(Material for the task)

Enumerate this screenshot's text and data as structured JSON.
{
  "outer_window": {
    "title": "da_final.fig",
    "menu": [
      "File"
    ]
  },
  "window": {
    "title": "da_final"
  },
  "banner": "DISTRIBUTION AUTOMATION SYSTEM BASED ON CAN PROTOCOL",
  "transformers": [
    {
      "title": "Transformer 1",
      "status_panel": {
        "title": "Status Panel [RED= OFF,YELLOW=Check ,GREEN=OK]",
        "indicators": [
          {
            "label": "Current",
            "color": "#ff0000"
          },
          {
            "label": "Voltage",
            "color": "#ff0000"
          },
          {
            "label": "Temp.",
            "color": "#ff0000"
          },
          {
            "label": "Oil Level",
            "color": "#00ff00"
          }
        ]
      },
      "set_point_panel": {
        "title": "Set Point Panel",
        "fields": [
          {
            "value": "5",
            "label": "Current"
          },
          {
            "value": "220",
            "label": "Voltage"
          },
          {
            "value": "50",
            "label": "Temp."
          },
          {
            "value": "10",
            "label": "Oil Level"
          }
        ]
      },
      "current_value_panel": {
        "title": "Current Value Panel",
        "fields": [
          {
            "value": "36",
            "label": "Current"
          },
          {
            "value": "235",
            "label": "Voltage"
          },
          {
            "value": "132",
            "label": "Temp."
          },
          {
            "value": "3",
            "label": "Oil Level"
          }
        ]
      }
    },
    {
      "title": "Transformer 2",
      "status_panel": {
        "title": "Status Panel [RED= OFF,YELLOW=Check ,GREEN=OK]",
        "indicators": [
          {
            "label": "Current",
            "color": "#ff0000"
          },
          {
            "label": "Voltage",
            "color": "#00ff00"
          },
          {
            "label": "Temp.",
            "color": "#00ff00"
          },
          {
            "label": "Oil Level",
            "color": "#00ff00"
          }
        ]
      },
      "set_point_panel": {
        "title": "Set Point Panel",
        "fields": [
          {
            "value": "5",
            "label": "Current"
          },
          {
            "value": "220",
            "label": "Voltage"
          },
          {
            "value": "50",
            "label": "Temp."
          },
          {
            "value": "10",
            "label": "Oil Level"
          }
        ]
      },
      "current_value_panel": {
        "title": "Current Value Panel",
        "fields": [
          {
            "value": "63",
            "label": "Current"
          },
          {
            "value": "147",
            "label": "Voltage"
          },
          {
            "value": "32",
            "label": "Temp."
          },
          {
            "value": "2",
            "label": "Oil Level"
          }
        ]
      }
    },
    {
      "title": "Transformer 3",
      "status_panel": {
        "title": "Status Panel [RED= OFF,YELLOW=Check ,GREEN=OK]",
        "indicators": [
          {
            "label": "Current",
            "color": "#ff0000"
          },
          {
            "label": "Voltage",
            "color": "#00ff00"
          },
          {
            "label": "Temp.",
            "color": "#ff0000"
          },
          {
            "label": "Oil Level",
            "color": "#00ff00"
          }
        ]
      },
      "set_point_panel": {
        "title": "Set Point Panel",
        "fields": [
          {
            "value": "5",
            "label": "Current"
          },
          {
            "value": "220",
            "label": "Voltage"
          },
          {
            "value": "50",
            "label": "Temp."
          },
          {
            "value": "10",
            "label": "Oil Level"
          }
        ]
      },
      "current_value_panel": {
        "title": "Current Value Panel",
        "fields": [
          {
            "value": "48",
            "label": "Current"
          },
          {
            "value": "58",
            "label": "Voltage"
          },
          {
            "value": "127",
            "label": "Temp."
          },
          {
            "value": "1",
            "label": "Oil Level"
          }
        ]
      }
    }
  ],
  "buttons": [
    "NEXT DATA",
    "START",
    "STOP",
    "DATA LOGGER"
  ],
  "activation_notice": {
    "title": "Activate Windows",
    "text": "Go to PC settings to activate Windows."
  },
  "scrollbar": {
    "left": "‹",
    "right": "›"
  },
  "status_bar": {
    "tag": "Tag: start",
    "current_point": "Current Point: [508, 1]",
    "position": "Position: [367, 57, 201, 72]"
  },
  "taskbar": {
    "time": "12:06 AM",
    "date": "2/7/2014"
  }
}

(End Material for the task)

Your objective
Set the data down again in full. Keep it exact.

Finished task
Enumerate this screenshot's text and data as structured JSON.
{
  "outer_window": {
    "title": "da_final.fig",
    "menu": [
      "File"
    ]
  },
  "window": {
    "title": "da_final"
  },
  "banner": "DISTRIBUTION AUTOMATION SYSTEM BASED ON CAN PROTOCOL",
  "transformers": [
    {
      "title": "Transformer 1",
      "status_panel": {
        "title": "Status Panel [RED= OFF,YELLOW=Check ,GREEN=OK]",
        "indicators": [
          {
            "label": "Current",
            "color": "#ff0000"
          },
          {
            "label": "Voltage",
            "color": "#ff0000"
          },
          {
            "label": "Temp.",
            "color": "#ff0000"
          },
          {
            "label": "Oil Level",
            "color": "#00ff00"
          }
        ]
      },
      "set_point_panel": {
        "title": "Set Point Panel",
        "fields": [
          {
            "value": "5",
            "label": "Current"
          },
          {
            "value": "220",
            "label": "Voltage"
          },
          {
            "value": "50",
            "label": "Temp."
          },
          {
            "value": "10",
            "label": "Oil Level"
          }
        ]
      },
      "current_value_panel": {
        "title": "Current Value Panel",
        "fields": [
          {
            "value": "36",
            "label": "Current"
          },
          {
            "value": "235",
            "label": "Voltage"
          },
          {
            "value": "132",
            "label": "Temp."
          },
          {
            "value": "3",
            "label": "Oil Level"
          }
        ]
      }
    },
    {
      "title": "Transformer 2",
      "status_panel": {
        "title": "Status Panel [RED= OFF,YELLOW=Check ,GREEN=OK]",
        "indicators": [
          {
            "label": "Current",
            "color": "#ff0000"
          },
          {
            "label": "Voltage",
            "color": "#00ff00"
          },
          {
            "label": "Temp.",
            "color": "#00ff00"
          },
          {
            "label": "Oil Level",
            "color": "#00ff00"
          }
        ]
      },
      "set_point_panel": {
        "title": "Set Point Panel",
        "fields": [
          {
            "value": "5",
            "label": "Current"
          },
          {
            "value": "220",
            "label": "Voltage"
          },
          {
            "value": "50",
            "label": "Temp."
          },
          {
            "value": "10",
            "label": "Oil Level"
          }
        ]
      },
      "current_value_panel": {
        "title": "Current Value Panel",
        "fields": [
          {
            "value": "63",
            "label": "Current"
          },
          {
            "value": "147",
            "label": "Voltage"
          },
          {
            "value": "32",
            "label": "Temp."
          },
          {
            "value": "2",
            "label": "Oil Level"
          }
        ]
      }
    },
    {
      "title": "Transformer 3",
      "status_panel": {
        "title": "Status Panel [RED= OFF,YELLOW=Check ,GREEN=OK]",
        "indicators": [
          {
            "label": "Current",
            "color": "#ff0000"
          },
          {
            "label": "Voltage",
            "color": "#00ff00"
          },
          {
            "label": "Temp.",
            "color": "#ff0000"
          },
          {
            "label": "Oil Level",
            "color": "#00ff00"
          }
        ]
      },
      "set_point_panel": {
        "title": "Set Point Panel",
        "fields": [
          {
            "value": "5",
            "label": "Current"
          },
          {
            "value": "220",
            "label": "Voltage"
          },
          {
            "value": "50",
            "label": "Temp."
          },
          {
            "value": "10",
            "label": "Oil Level"
          }
        ]
      },
      "current_value_panel": {
        "title": "Current Value Panel",
        "fields": [
          {
            "value": "48",
            "label": "Current"
          },
          {
            "value": "58",
            "label": "Voltage"
          },
          {
            "value": "127",
            "label": "Temp."
          },
          {
            "value": "1",
            "label": "Oil Level"
          }
        ]
      }
    }
  ],
  "buttons": [
    "NEXT DATA",
    "START",
    "STOP",
    "DATA LOGGER"
  ],
  "activation_notice": {
    "title": "Activate Windows",
    "text": "Go to PC settings to activate Windows."
  },
  "scrollbar": {
    "left": "‹",
    "right": "›"
  },
  "status_bar": {
    "tag": "Tag: start",
    "current_point": "Current Point: [508, 1]",
    "position": "Position: [367, 57, 201, 72]"
  },
  "taskbar": {
    "time": "12:06 AM",
    "date": "2/7/2014"
  }
}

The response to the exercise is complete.